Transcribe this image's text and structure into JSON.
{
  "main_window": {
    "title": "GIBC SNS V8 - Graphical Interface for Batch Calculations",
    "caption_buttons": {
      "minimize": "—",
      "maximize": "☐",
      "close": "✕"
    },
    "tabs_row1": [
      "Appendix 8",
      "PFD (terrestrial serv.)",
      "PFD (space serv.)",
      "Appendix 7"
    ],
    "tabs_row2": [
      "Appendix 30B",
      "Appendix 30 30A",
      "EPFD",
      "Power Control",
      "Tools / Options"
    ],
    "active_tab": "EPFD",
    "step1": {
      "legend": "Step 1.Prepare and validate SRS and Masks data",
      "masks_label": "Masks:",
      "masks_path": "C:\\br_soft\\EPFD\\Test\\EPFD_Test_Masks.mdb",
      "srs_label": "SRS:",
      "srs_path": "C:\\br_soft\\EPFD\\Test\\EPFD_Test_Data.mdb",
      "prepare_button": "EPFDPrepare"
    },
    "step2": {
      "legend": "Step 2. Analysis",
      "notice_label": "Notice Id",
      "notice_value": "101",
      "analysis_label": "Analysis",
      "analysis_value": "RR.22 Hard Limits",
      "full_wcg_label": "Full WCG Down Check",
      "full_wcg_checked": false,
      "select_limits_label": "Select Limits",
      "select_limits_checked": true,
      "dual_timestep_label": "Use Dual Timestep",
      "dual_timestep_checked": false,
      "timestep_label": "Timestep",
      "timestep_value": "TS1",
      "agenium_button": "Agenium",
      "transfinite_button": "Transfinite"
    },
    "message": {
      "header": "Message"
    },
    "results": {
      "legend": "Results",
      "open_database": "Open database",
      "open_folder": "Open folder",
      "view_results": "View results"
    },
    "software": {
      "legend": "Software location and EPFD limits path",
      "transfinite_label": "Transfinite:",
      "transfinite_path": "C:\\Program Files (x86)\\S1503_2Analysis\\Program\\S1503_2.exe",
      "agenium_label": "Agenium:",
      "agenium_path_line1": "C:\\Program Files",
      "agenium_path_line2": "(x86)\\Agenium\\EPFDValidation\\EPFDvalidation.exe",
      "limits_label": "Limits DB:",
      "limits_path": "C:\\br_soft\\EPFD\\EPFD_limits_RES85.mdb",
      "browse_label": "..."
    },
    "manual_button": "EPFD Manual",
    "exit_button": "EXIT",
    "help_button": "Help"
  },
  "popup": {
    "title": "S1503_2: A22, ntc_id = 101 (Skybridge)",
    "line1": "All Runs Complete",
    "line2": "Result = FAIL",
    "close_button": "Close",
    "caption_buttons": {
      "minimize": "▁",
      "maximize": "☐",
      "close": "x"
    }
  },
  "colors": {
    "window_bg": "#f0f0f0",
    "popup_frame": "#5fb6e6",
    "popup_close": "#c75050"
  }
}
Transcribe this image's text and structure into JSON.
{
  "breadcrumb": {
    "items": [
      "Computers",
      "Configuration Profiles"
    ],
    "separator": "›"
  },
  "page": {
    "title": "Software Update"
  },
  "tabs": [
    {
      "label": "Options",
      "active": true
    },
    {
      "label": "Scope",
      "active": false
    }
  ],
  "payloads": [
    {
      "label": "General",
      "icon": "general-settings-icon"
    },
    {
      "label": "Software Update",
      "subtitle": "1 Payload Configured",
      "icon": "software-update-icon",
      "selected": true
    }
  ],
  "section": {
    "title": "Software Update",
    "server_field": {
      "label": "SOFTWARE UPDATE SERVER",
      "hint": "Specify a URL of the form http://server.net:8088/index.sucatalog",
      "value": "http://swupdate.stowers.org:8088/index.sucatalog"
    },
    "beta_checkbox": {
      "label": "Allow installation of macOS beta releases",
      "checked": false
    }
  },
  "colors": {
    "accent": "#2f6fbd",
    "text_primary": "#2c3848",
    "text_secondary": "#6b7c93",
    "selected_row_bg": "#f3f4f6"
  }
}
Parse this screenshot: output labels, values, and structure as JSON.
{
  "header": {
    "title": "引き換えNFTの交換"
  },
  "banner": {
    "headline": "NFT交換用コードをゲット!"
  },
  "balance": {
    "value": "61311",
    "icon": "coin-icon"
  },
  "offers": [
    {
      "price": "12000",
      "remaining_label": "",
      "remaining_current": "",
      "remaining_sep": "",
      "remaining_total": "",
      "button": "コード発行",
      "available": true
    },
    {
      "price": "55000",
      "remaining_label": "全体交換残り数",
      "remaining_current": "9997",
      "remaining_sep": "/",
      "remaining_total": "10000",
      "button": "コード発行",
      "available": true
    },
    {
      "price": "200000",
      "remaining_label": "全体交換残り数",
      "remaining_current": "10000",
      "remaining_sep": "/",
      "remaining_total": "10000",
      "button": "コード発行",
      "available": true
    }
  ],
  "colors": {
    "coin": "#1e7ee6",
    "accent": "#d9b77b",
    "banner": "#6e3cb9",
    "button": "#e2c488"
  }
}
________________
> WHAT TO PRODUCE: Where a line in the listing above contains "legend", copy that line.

> EXERCISE SOLUTION:
      "legend": "Step 1.Prepare and validate SRS and Masks data",
      "legend": "Step 2. Analysis",
      "legend": "Results",
      "legend": "Software location and EPFD limits path",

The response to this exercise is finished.